## Task statement
Note each line of the entries that includes "structuur". Then copy those lines.

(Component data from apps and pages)
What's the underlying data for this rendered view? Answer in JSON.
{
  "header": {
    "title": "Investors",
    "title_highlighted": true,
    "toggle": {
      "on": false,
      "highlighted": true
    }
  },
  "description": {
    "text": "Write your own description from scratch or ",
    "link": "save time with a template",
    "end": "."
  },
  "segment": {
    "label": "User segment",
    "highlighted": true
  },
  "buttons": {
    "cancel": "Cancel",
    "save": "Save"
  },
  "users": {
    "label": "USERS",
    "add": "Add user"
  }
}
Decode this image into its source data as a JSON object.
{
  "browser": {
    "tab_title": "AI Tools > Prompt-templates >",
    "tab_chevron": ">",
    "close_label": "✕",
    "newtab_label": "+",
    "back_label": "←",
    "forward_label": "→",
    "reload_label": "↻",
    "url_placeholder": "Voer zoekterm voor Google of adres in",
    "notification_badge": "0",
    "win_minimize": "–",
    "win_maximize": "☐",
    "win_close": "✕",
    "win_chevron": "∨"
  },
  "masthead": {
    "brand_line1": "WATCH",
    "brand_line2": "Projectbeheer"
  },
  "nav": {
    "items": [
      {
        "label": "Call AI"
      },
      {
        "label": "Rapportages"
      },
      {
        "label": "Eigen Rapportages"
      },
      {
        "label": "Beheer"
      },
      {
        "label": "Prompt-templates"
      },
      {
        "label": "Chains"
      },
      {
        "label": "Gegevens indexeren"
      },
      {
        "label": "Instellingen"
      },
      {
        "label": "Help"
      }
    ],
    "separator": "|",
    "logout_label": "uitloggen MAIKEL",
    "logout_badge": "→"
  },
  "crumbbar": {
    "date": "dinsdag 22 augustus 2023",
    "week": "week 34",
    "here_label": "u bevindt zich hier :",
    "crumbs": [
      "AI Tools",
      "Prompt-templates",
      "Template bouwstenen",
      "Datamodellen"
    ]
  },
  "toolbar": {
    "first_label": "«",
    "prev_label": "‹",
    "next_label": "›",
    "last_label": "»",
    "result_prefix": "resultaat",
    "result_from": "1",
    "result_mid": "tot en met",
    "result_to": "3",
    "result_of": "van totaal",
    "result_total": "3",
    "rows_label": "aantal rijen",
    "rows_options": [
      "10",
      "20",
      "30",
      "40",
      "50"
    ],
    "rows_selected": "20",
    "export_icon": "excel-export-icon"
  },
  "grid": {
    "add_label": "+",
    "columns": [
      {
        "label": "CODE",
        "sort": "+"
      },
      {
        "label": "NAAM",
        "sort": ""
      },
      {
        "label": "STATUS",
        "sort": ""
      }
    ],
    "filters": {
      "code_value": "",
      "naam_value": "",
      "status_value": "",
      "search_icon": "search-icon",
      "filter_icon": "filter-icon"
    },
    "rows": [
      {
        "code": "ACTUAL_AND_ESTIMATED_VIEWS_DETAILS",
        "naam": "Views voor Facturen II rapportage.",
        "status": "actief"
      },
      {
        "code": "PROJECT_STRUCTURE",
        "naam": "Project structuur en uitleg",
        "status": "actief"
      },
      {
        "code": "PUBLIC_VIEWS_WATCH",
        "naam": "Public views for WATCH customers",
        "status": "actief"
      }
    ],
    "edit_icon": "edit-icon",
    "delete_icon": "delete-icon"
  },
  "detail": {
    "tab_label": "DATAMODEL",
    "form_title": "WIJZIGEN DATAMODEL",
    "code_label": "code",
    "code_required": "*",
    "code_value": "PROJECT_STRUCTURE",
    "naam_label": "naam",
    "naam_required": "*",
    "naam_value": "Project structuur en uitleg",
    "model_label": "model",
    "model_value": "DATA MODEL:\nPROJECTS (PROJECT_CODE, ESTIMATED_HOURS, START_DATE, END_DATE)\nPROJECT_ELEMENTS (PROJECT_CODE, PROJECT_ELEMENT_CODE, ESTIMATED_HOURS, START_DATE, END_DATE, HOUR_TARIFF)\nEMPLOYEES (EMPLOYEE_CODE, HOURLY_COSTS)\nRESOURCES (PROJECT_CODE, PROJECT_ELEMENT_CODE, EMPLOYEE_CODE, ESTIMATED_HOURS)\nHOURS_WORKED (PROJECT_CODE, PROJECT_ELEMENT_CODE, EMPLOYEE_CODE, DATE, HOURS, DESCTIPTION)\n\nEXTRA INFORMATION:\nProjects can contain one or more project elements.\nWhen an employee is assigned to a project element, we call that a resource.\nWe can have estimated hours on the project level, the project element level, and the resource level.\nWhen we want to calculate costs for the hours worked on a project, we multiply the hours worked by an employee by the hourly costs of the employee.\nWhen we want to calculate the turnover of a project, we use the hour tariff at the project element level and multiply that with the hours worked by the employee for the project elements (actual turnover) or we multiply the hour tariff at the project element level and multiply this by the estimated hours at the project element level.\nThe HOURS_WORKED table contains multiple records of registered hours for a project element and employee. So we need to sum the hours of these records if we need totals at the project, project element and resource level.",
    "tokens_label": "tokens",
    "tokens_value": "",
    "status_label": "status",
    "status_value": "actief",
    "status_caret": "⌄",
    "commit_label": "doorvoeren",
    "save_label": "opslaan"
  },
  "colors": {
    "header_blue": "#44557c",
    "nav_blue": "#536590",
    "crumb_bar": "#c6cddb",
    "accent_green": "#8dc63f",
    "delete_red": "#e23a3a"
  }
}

## Answer section
        "naam": "Project structuur en uitleg",
    "naam_value": "Project structuur en uitleg",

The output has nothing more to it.